- [Task details] Every record below is to be restated verbatim, though its images are not.

*** Input for this task ***

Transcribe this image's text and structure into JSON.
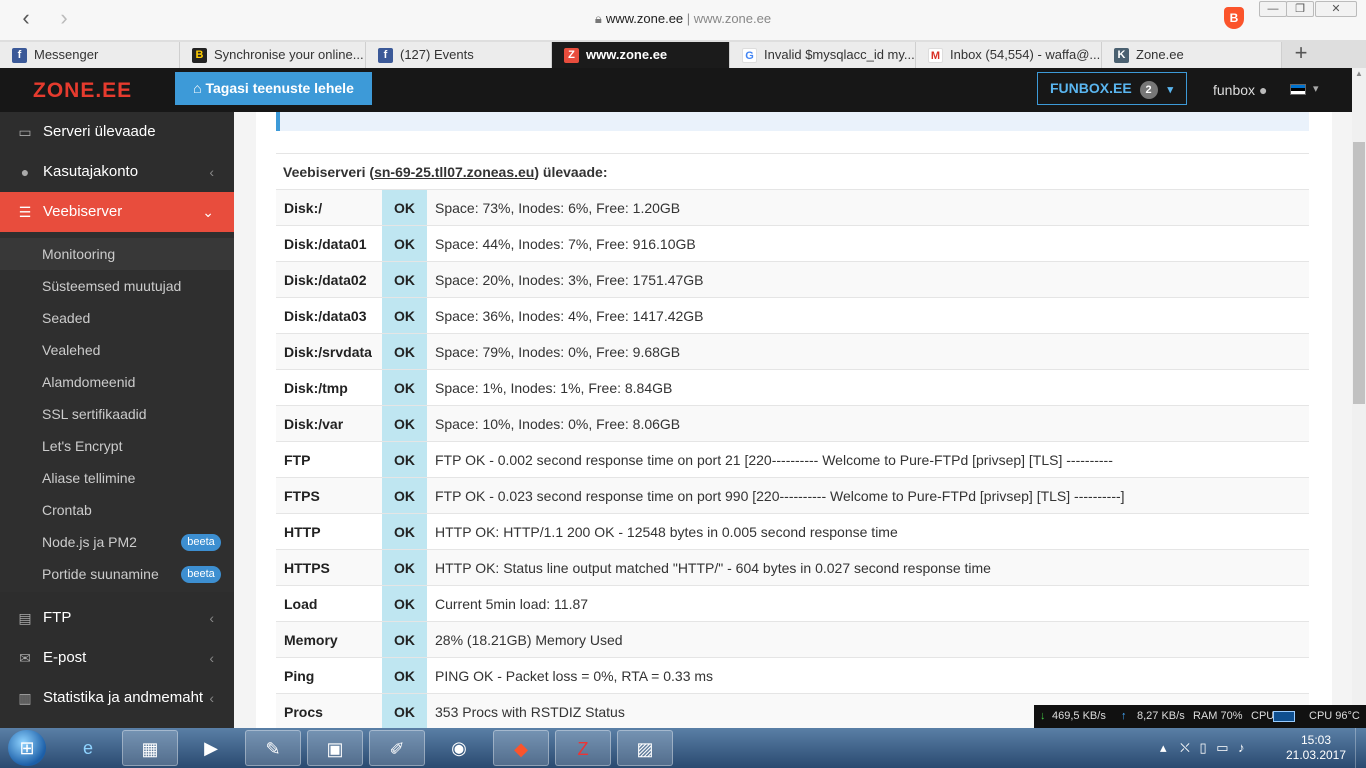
{
  "browser": {
    "back_icon": "‹",
    "forward_icon": "›",
    "url_host": "www.zone.ee",
    "url_sep": " | ",
    "url_full": "www.zone.ee",
    "window_minimize": "—",
    "window_restore": "❐",
    "window_close": "✕",
    "new_tab": "+",
    "tabs": [
      {
        "label": "Messenger",
        "icon": "f",
        "color": "#3b5998"
      },
      {
        "label": "Synchronise your online...",
        "icon": "B",
        "color": "#ffcc00"
      },
      {
        "label": "(127) Events",
        "icon": "f",
        "color": "#3b5998"
      },
      {
        "label": "www.zone.ee",
        "icon": "Z",
        "color": "#e84d3d"
      },
      {
        "label": "Invalid $mysqlacc_id my...",
        "icon": "G",
        "color": "#4285f4"
      },
      {
        "label": "Inbox (54,554) - waffa@...",
        "icon": "M",
        "color": "#d93025"
      },
      {
        "label": "Zone.ee",
        "icon": "K",
        "color": "#4a6070"
      }
    ]
  },
  "header": {
    "logo": "ZONE.EE",
    "back_button": "Tagasi teenuste lehele",
    "account_button": "FUNBOX.EE",
    "account_count": "2",
    "user": "funbox"
  },
  "sidebar": {
    "items": [
      {
        "label": "Serveri ülevaade",
        "icon": "monitor-icon"
      },
      {
        "label": "Kasutajakonto",
        "icon": "user-icon"
      },
      {
        "label": "Veebiserver",
        "icon": "server-icon"
      },
      {
        "label": "FTP",
        "icon": "file-code-icon"
      },
      {
        "label": "E-post",
        "icon": "envelope-icon"
      },
      {
        "label": "Statistika ja andmemaht",
        "icon": "bar-chart-icon"
      }
    ],
    "submenu": [
      {
        "label": "Monitooring"
      },
      {
        "label": "Süsteemsed muutujad"
      },
      {
        "label": "Seaded"
      },
      {
        "label": "Vealehed"
      },
      {
        "label": "Alamdomeenid"
      },
      {
        "label": "SSL sertifikaadid"
      },
      {
        "label": "Let's Encrypt"
      },
      {
        "label": "Aliase tellimine"
      },
      {
        "label": "Crontab"
      },
      {
        "label": "Node.js ja PM2",
        "badge": "beeta"
      },
      {
        "label": "Portide suunamine",
        "badge": "beeta"
      }
    ]
  },
  "overview": {
    "prefix": "Veebiserveri (",
    "host": "sn-69-25.tll07.zoneas.eu",
    "suffix": ") ülevaade:",
    "checks": [
      {
        "name": "Disk:/",
        "status": "OK",
        "message": "Space: 73%, Inodes: 6%, Free: 1.20GB"
      },
      {
        "name": "Disk:/data01",
        "status": "OK",
        "message": "Space: 44%, Inodes: 7%, Free: 916.10GB"
      },
      {
        "name": "Disk:/data02",
        "status": "OK",
        "message": "Space: 20%, Inodes: 3%, Free: 1751.47GB"
      },
      {
        "name": "Disk:/data03",
        "status": "OK",
        "message": "Space: 36%, Inodes: 4%, Free: 1417.42GB"
      },
      {
        "name": "Disk:/srvdata",
        "status": "OK",
        "message": "Space: 79%, Inodes: 0%, Free: 9.68GB"
      },
      {
        "name": "Disk:/tmp",
        "status": "OK",
        "message": "Space: 1%, Inodes: 1%, Free: 8.84GB"
      },
      {
        "name": "Disk:/var",
        "status": "OK",
        "message": "Space: 10%, Inodes: 0%, Free: 8.06GB"
      },
      {
        "name": "FTP",
        "status": "OK",
        "message": "FTP OK - 0.002 second response time on port 21 [220---------- Welcome to Pure-FTPd [privsep] [TLS] ----------"
      },
      {
        "name": "FTPS",
        "status": "OK",
        "message": "FTP OK - 0.023 second response time on port 990 [220---------- Welcome to Pure-FTPd [privsep] [TLS] ----------]"
      },
      {
        "name": "HTTP",
        "status": "OK",
        "message": "HTTP OK: HTTP/1.1 200 OK - 12548 bytes in 0.005 second response time"
      },
      {
        "name": "HTTPS",
        "status": "OK",
        "message": "HTTP OK: Status line output matched \"HTTP/\" - 604 bytes in 0.027 second response time"
      },
      {
        "name": "Load",
        "status": "OK",
        "message": "Current 5min load: 11.87"
      },
      {
        "name": "Memory",
        "status": "OK",
        "message": "28% (18.21GB) Memory Used"
      },
      {
        "name": "Ping",
        "status": "OK",
        "message": "PING OK - Packet loss = 0%, RTA = 0.33 ms"
      },
      {
        "name": "Procs",
        "status": "OK",
        "message": "353 Procs with RSTDIZ Status"
      }
    ]
  },
  "netmeter": {
    "down": "469,5 KB/s",
    "up": "8,27 KB/s",
    "ram": "RAM 70%",
    "cpu": "CPU",
    "cpu_temp": "CPU 96°C"
  },
  "taskbar": {
    "time": "15:03",
    "date": "21.03.2017"
  }
}
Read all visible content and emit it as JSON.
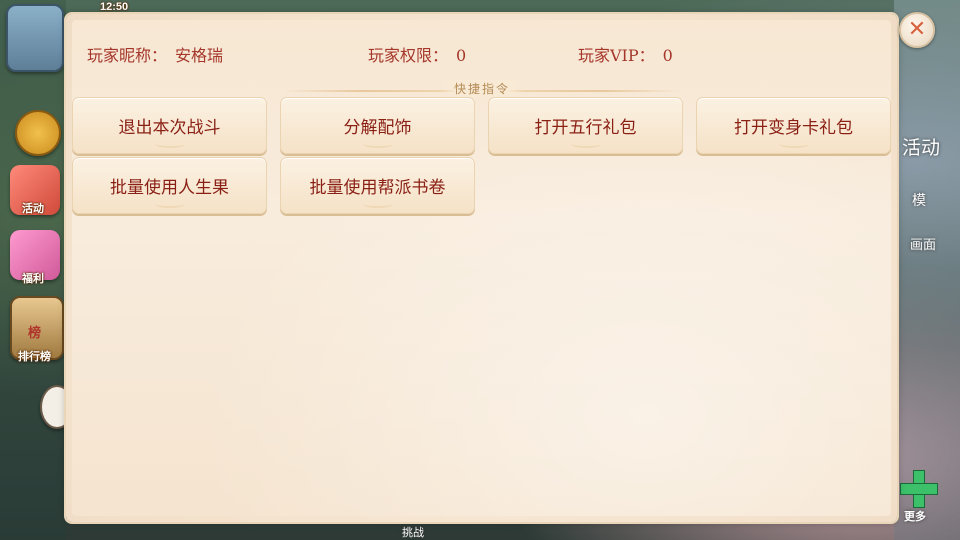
{
  "status": {
    "clock": "12:50"
  },
  "side_buttons": {
    "activity_label": "活动",
    "welfare_label": "福利",
    "ranking_label": "排行榜",
    "ranking_badge": "榜"
  },
  "right_hud": {
    "activity_label": "活动",
    "mode_label": "模",
    "screen_label": "画面",
    "more_label": "更多"
  },
  "bottom": {
    "center_label": "挑战"
  },
  "player_info": {
    "nickname_label": "玩家昵称：",
    "nickname_value": "安格瑞",
    "permission_label": "玩家权限：",
    "permission_value": "0",
    "vip_label": "玩家VIP：",
    "vip_value": "0"
  },
  "section_title": "快捷指令",
  "commands": [
    {
      "label": "退出本次战斗"
    },
    {
      "label": "分解配饰"
    },
    {
      "label": "打开五行礼包"
    },
    {
      "label": "打开变身卡礼包"
    },
    {
      "label": "批量使用人生果"
    },
    {
      "label": "批量使用帮派书卷"
    }
  ],
  "close": {
    "glyph": "✕"
  },
  "colors": {
    "label_red": "#a5362a",
    "button_text": "#8a1f14",
    "close_x": "#d8623f"
  }
}
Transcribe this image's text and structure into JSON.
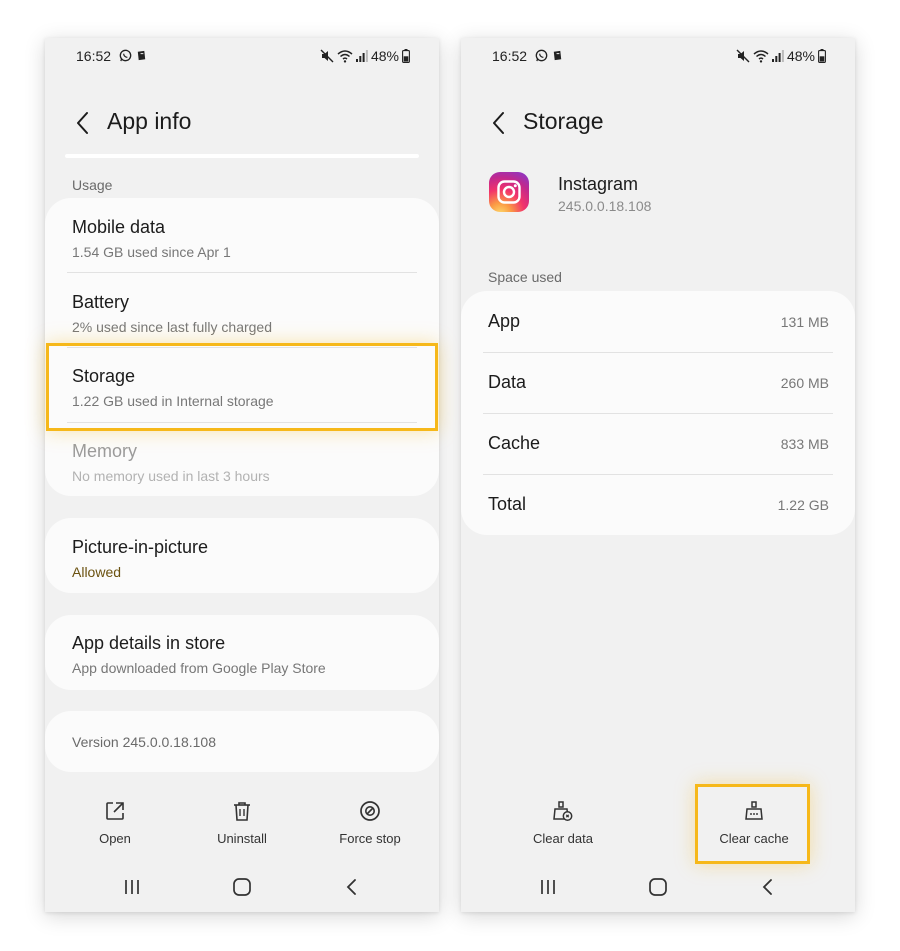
{
  "left_screen": {
    "status": {
      "time": "16:52",
      "battery": "48%"
    },
    "title": "App info",
    "usage_label": "Usage",
    "usage_items": [
      {
        "title": "Mobile data",
        "subtitle": "1.54 GB used since Apr 1"
      },
      {
        "title": "Battery",
        "subtitle": "2% used since last fully charged"
      },
      {
        "title": "Storage",
        "subtitle": "1.22 GB used in Internal storage"
      },
      {
        "title": "Memory",
        "subtitle": "No memory used in last 3 hours"
      }
    ],
    "pip": {
      "title": "Picture-in-picture",
      "subtitle": "Allowed"
    },
    "store": {
      "title": "App details in store",
      "subtitle": "App downloaded from Google Play Store"
    },
    "version": "Version 245.0.0.18.108",
    "actions": [
      {
        "label": "Open",
        "icon": "open-external-icon"
      },
      {
        "label": "Uninstall",
        "icon": "trash-icon"
      },
      {
        "label": "Force stop",
        "icon": "force-stop-icon"
      }
    ]
  },
  "right_screen": {
    "status": {
      "time": "16:52",
      "battery": "48%"
    },
    "title": "Storage",
    "app": {
      "name": "Instagram",
      "version": "245.0.0.18.108",
      "icon": "instagram-icon"
    },
    "space_label": "Space used",
    "space_rows": [
      {
        "label": "App",
        "value": "131 MB"
      },
      {
        "label": "Data",
        "value": "260 MB"
      },
      {
        "label": "Cache",
        "value": "833 MB"
      },
      {
        "label": "Total",
        "value": "1.22 GB"
      }
    ],
    "actions": [
      {
        "label": "Clear data",
        "icon": "clear-data-icon"
      },
      {
        "label": "Clear cache",
        "icon": "clear-cache-icon"
      }
    ]
  },
  "colors": {
    "highlight": "#f6b81a",
    "background": "#f1f1f1",
    "card": "#fbfbfb"
  }
}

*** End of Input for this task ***

- [Output of the exercise]
Transcribe this image's text and structure into JSON.
{
  "browser": {
    "back_icon": "‹",
    "forward_icon": "›",
    "url_host": "www.zone.ee",
    "url_sep": " | ",
    "url_full": "www.zone.ee",
    "window_minimize": "—",
    "window_restore": "❐",
    "window_close": "✕",
    "new_tab": "+",
    "tabs": [
      {
        "label": "Messenger",
        "icon": "f",
        "color": "#3b5998"
      },
      {
        "label": "Synchronise your online...",
        "icon": "B",
        "color": "#ffcc00"
      },
      {
        "label": "(127) Events",
        "icon": "f",
        "color": "#3b5998"
      },
      {
        "label": "www.zone.ee",
        "icon": "Z",
        "color": "#e84d3d"
      },
      {
        "label": "Invalid $mysqlacc_id my...",
        "icon": "G",
        "color": "#4285f4"
      },
      {
        "label": "Inbox (54,554) - waffa@...",
        "icon": "M",
        "color": "#d93025"
      },
      {
        "label": "Zone.ee",
        "icon": "K",
        "color": "#4a6070"
      }
    ]
  },
  "header": {
    "logo": "ZONE.EE",
    "back_button": "Tagasi teenuste lehele",
    "account_button": "FUNBOX.EE",
    "account_count": "2",
    "user": "funbox"
  },
  "sidebar": {
    "items": [
      {
        "label": "Serveri ülevaade",
        "icon": "monitor-icon"
      },
      {
        "label": "Kasutajakonto",
        "icon": "user-icon"
      },
      {
        "label": "Veebiserver",
        "icon": "server-icon"
      },
      {
        "label": "FTP",
        "icon": "file-code-icon"
      },
      {
        "label": "E-post",
        "icon": "envelope-icon"
      },
      {
        "label": "Statistika ja andmemaht",
        "icon": "bar-chart-icon"
      }
    ],
    "submenu": [
      {
        "label": "Monitooring"
      },
      {
        "label": "Süsteemsed muutujad"
      },
      {
        "label": "Seaded"
      },
      {
        "label": "Vealehed"
      },
      {
        "label": "Alamdomeenid"
      },
      {
        "label": "SSL sertifikaadid"
      },
      {
        "label": "Let's Encrypt"
      },
      {
        "label": "Aliase tellimine"
      },
      {
        "label": "Crontab"
      },
      {
        "label": "Node.js ja PM2",
        "badge": "beeta"
      },
      {
        "label": "Portide suunamine",
        "badge": "beeta"
      }
    ]
  },
  "overview": {
    "prefix": "Veebiserveri (",
    "host": "sn-69-25.tll07.zoneas.eu",
    "suffix": ") ülevaade:",
    "checks": [
      {
        "name": "Disk:/",
        "status": "OK",
        "message": "Space: 73%, Inodes: 6%, Free: 1.20GB"
      },
      {
        "name": "Disk:/data01",
        "status": "OK",
        "message": "Space: 44%, Inodes: 7%, Free: 916.10GB"
      },
      {
        "name": "Disk:/data02",
        "status": "OK",
        "message": "Space: 20%, Inodes: 3%, Free: 1751.47GB"
      },
      {
        "name": "Disk:/data03",
        "status": "OK",
        "message": "Space: 36%, Inodes: 4%, Free: 1417.42GB"
      },
      {
        "name": "Disk:/srvdata",
        "status": "OK",
        "message": "Space: 79%, Inodes: 0%, Free: 9.68GB"
      },
      {
        "name": "Disk:/tmp",
        "status": "OK",
        "message": "Space: 1%, Inodes: 1%, Free: 8.84GB"
      },
      {
        "name": "Disk:/var",
        "status": "OK",
        "message": "Space: 10%, Inodes: 0%, Free: 8.06GB"
      },
      {
        "name": "FTP",
        "status": "OK",
        "message": "FTP OK - 0.002 second response time on port 21 [220---------- Welcome to Pure-FTPd [privsep] [TLS] ----------"
      },
      {
        "name": "FTPS",
        "status": "OK",
        "message": "FTP OK - 0.023 second response time on port 990 [220---------- Welcome to Pure-FTPd [privsep] [TLS] ----------]"
      },
      {
        "name": "HTTP",
        "status": "OK",
        "message": "HTTP OK: HTTP/1.1 200 OK - 12548 bytes in 0.005 second response time"
      },
      {
        "name": "HTTPS",
        "status": "OK",
        "message": "HTTP OK: Status line output matched \"HTTP/\" - 604 bytes in 0.027 second response time"
      },
      {
        "name": "Load",
        "status": "OK",
        "message": "Current 5min load: 11.87"
      },
      {
        "name": "Memory",
        "status": "OK",
        "message": "28% (18.21GB) Memory Used"
      },
      {
        "name": "Ping",
        "status": "OK",
        "message": "PING OK - Packet loss = 0%, RTA = 0.33 ms"
      },
      {
        "name": "Procs",
        "status": "OK",
        "message": "353 Procs with RSTDIZ Status"
      }
    ]
  },
  "netmeter": {
    "down": "469,5 KB/s",
    "up": "8,27 KB/s",
    "ram": "RAM 70%",
    "cpu": "CPU",
    "cpu_temp": "CPU 96°C"
  },
  "taskbar": {
    "time": "15:03",
    "date": "21.03.2017"
  }
}
Read all visible content and emit it as JSON.
{
  "status": {
    "clock": "12:50"
  },
  "side_buttons": {
    "activity_label": "活动",
    "welfare_label": "福利",
    "ranking_label": "排行榜",
    "ranking_badge": "榜"
  },
  "right_hud": {
    "activity_label": "活动",
    "mode_label": "模",
    "screen_label": "画面",
    "more_label": "更多"
  },
  "bottom": {
    "center_label": "挑战"
  },
  "player_info": {
    "nickname_label": "玩家昵称：",
    "nickname_value": "安格瑞",
    "permission_label": "玩家权限：",
    "permission_value": "0",
    "vip_label": "玩家VIP：",
    "vip_value": "0"
  },
  "section_title": "快捷指令",
  "commands": [
    {
      "label": "退出本次战斗"
    },
    {
      "label": "分解配饰"
    },
    {
      "label": "打开五行礼包"
    },
    {
      "label": "打开变身卡礼包"
    },
    {
      "label": "批量使用人生果"
    },
    {
      "label": "批量使用帮派书卷"
    }
  ],
  "close": {
    "glyph": "✕"
  },
  "colors": {
    "label_red": "#a5362a",
    "button_text": "#8a1f14",
    "close_x": "#d8623f"
  }
}
Transcribe this image's text and structure into JSON.
{
  "left_screen": {
    "status": {
      "time": "16:52",
      "battery": "48%"
    },
    "title": "App info",
    "usage_label": "Usage",
    "usage_items": [
      {
        "title": "Mobile data",
        "subtitle": "1.54 GB used since Apr 1"
      },
      {
        "title": "Battery",
        "subtitle": "2% used since last fully charged"
      },
      {
        "title": "Storage",
        "subtitle": "1.22 GB used in Internal storage"
      },
      {
        "title": "Memory",
        "subtitle": "No memory used in last 3 hours"
      }
    ],
    "pip": {
      "title": "Picture-in-picture",
      "subtitle": "Allowed"
    },
    "store": {
      "title": "App details in store",
      "subtitle": "App downloaded from Google Play Store"
    },
    "version": "Version 245.0.0.18.108",
    "actions": [
      {
        "label": "Open",
        "icon": "open-external-icon"
      },
      {
        "label": "Uninstall",
        "icon": "trash-icon"
      },
      {
        "label": "Force stop",
        "icon": "force-stop-icon"
      }
    ]
  },
  "right_screen": {
    "status": {
      "time": "16:52",
      "battery": "48%"
    },
    "title": "Storage",
    "app": {
      "name": "Instagram",
      "version": "245.0.0.18.108",
      "icon": "instagram-icon"
    },
    "space_label": "Space used",
    "space_rows": [
      {
        "label": "App",
        "value": "131 MB"
      },
      {
        "label": "Data",
        "value": "260 MB"
      },
      {
        "label": "Cache",
        "value": "833 MB"
      },
      {
        "label": "Total",
        "value": "1.22 GB"
      }
    ],
    "actions": [
      {
        "label": "Clear data",
        "icon": "clear-data-icon"
      },
      {
        "label": "Clear cache",
        "icon": "clear-cache-icon"
      }
    ]
  },
  "colors": {
    "highlight": "#f6b81a",
    "background": "#f1f1f1",
    "card": "#fbfbfb"
  }
}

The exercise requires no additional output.